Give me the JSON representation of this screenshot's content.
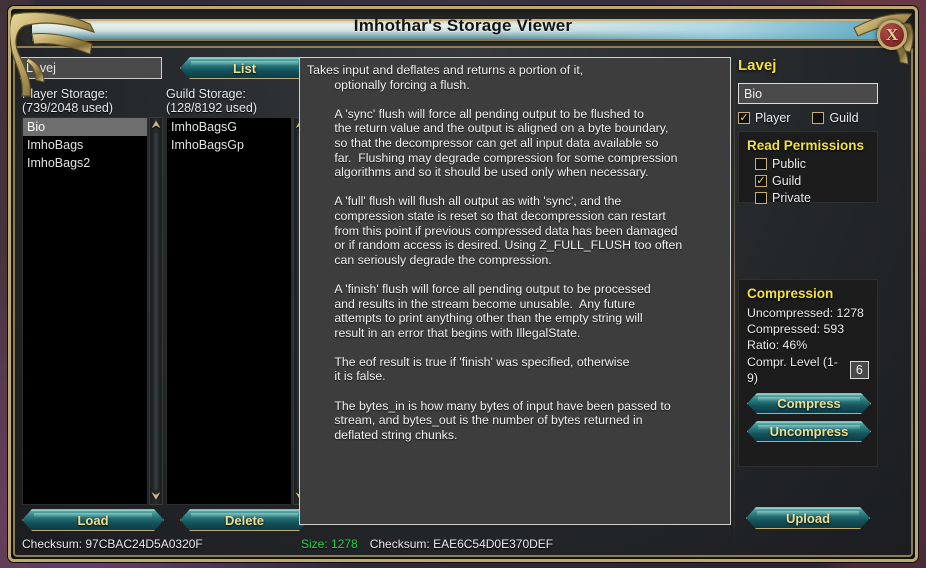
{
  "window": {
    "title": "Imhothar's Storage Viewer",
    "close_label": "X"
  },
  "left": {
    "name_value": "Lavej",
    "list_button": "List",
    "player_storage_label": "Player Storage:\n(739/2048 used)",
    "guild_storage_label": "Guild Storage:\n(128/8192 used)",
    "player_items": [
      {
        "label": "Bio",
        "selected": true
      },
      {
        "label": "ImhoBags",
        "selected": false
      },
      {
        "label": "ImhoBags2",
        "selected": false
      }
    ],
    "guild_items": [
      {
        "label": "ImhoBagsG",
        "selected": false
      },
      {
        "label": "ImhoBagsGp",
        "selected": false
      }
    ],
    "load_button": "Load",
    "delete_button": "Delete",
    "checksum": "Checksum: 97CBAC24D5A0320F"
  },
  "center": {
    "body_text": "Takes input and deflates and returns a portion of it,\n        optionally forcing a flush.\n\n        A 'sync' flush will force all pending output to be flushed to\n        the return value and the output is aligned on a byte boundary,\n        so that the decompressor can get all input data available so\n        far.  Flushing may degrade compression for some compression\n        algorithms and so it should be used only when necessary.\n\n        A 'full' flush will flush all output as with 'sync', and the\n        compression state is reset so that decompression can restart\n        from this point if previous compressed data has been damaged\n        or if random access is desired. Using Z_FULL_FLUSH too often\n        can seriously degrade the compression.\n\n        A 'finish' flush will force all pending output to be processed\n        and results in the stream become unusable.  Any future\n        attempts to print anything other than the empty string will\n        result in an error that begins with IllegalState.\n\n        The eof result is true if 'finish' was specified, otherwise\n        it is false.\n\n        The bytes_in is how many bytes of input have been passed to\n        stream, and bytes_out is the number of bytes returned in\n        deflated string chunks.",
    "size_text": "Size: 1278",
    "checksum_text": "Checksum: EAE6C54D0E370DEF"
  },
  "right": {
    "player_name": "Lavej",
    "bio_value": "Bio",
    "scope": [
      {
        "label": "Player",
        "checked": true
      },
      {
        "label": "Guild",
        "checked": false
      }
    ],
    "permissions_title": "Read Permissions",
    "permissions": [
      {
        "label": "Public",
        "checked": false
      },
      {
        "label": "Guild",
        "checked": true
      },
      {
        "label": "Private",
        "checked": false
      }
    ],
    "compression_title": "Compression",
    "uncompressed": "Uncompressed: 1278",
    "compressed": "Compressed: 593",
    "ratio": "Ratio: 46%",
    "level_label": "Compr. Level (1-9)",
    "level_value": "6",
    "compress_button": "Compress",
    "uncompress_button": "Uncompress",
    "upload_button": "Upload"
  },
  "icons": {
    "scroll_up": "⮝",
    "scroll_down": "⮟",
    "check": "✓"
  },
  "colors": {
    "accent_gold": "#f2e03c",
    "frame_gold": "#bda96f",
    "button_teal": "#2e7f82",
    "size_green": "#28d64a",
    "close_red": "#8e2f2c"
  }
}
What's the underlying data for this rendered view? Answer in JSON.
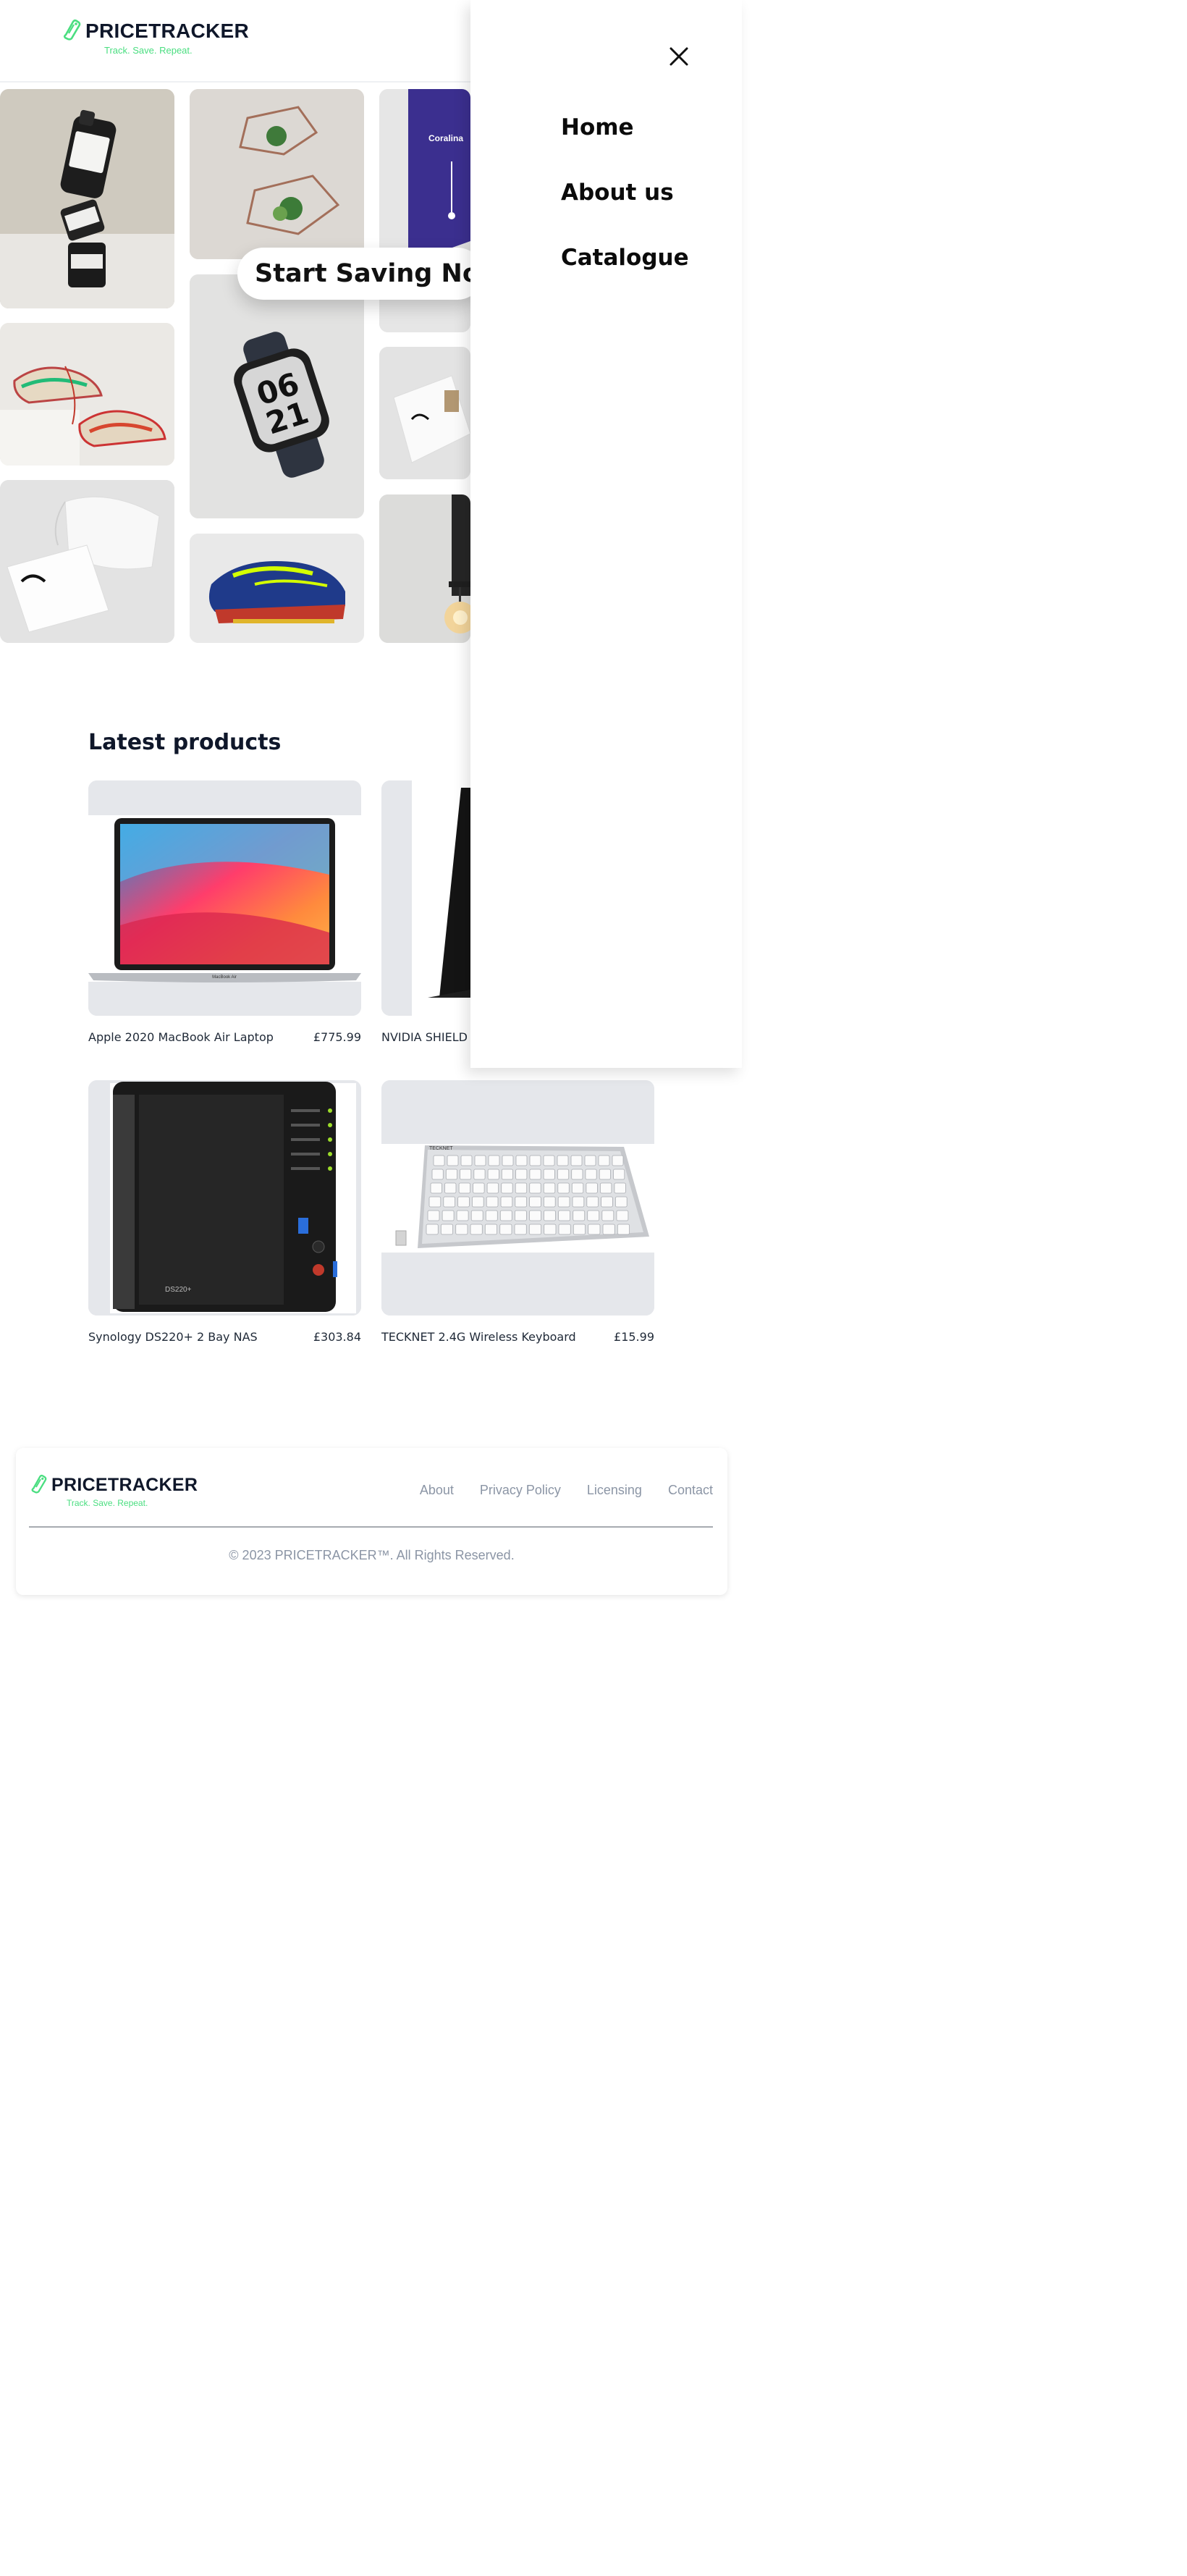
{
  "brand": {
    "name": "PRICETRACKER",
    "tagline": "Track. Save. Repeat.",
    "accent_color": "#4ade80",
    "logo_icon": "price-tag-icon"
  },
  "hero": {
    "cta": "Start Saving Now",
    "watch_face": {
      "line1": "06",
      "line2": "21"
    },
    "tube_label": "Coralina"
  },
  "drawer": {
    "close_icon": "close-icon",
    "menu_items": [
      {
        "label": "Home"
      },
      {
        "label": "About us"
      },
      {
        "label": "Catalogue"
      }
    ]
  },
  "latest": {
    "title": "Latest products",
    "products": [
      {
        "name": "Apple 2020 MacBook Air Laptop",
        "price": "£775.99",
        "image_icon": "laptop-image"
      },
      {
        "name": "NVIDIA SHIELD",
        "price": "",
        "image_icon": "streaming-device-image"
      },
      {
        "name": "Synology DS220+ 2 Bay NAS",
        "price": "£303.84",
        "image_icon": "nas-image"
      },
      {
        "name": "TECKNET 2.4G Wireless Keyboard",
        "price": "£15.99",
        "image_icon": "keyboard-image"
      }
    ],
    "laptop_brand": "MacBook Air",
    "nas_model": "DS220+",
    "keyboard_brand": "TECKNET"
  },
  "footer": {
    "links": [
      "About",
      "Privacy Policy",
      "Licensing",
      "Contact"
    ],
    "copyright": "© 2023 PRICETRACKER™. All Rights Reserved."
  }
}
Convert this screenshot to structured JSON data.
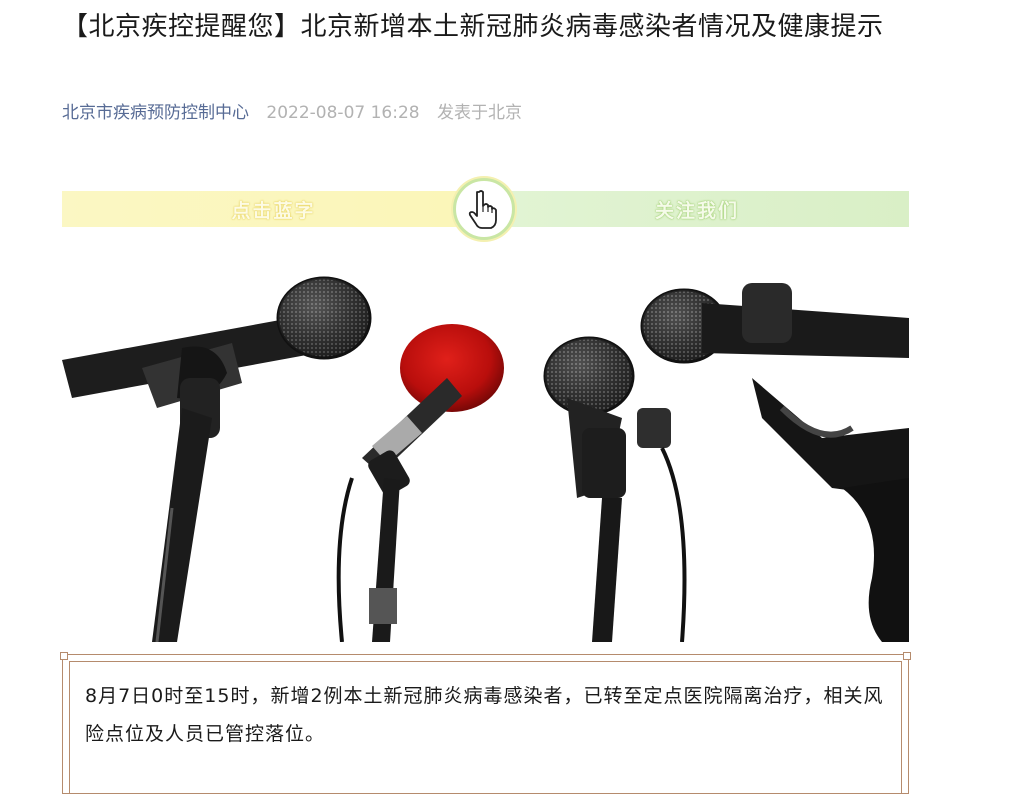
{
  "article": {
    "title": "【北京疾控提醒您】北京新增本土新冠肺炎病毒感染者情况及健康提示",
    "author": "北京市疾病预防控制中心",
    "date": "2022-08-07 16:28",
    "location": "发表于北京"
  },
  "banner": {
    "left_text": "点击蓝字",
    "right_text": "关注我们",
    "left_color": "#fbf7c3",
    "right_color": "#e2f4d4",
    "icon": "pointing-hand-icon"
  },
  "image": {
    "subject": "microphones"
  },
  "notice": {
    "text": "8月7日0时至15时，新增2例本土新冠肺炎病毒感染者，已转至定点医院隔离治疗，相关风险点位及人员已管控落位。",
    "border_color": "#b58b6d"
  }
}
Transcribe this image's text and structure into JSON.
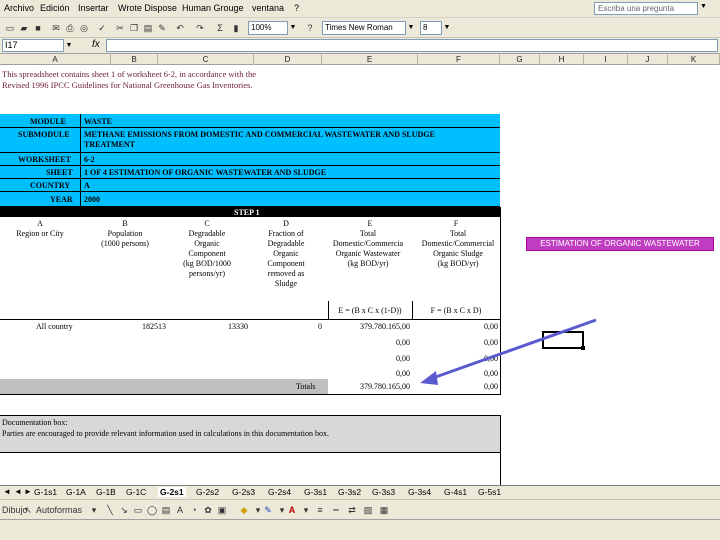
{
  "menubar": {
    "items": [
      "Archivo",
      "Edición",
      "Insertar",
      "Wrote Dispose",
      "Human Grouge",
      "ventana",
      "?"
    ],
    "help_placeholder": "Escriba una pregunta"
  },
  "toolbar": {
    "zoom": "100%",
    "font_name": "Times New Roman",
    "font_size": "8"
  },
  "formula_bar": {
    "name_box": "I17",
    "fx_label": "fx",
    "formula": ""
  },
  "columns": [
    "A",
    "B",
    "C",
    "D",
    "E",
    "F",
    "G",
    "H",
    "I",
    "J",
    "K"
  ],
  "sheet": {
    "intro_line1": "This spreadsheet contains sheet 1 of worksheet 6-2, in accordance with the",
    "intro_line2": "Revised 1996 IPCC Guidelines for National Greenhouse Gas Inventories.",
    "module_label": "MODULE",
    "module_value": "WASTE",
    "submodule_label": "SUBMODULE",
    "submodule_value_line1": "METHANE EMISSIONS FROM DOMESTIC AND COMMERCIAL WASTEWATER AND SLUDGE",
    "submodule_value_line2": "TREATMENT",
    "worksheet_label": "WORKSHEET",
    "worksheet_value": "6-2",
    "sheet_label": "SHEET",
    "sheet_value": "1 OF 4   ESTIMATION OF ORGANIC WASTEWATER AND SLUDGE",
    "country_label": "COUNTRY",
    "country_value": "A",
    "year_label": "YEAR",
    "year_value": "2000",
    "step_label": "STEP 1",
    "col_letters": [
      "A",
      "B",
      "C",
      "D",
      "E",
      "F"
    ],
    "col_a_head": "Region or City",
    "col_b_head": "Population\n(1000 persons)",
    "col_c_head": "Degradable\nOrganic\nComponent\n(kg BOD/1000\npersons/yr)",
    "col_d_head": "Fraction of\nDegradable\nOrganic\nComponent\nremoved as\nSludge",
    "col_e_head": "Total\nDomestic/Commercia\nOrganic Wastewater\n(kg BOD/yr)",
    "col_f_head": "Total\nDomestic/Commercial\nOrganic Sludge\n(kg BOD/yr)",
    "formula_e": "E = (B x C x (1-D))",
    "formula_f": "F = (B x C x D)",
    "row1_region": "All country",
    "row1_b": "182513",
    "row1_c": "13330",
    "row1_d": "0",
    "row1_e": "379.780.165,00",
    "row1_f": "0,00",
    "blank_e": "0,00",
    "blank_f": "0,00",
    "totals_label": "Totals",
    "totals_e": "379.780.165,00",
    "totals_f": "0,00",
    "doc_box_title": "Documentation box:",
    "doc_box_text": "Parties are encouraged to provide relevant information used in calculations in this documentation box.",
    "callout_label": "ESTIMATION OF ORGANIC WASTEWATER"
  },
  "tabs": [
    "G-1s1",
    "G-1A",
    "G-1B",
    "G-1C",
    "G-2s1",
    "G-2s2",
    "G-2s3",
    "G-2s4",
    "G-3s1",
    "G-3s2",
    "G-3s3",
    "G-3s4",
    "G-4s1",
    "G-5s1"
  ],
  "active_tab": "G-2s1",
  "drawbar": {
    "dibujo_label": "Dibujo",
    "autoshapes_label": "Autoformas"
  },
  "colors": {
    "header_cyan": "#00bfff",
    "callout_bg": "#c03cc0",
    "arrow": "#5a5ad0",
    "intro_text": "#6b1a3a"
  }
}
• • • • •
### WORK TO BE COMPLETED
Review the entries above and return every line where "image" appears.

### OUTPUT OF THE EXERCISE
        "image_icon": "laptop-image"
        "image_icon": "streaming-device-image"
        "image_icon": "nas-image"
        "image_icon": "keyboard-image"
  "image": {
Transcribe this image's text and structure into JSON.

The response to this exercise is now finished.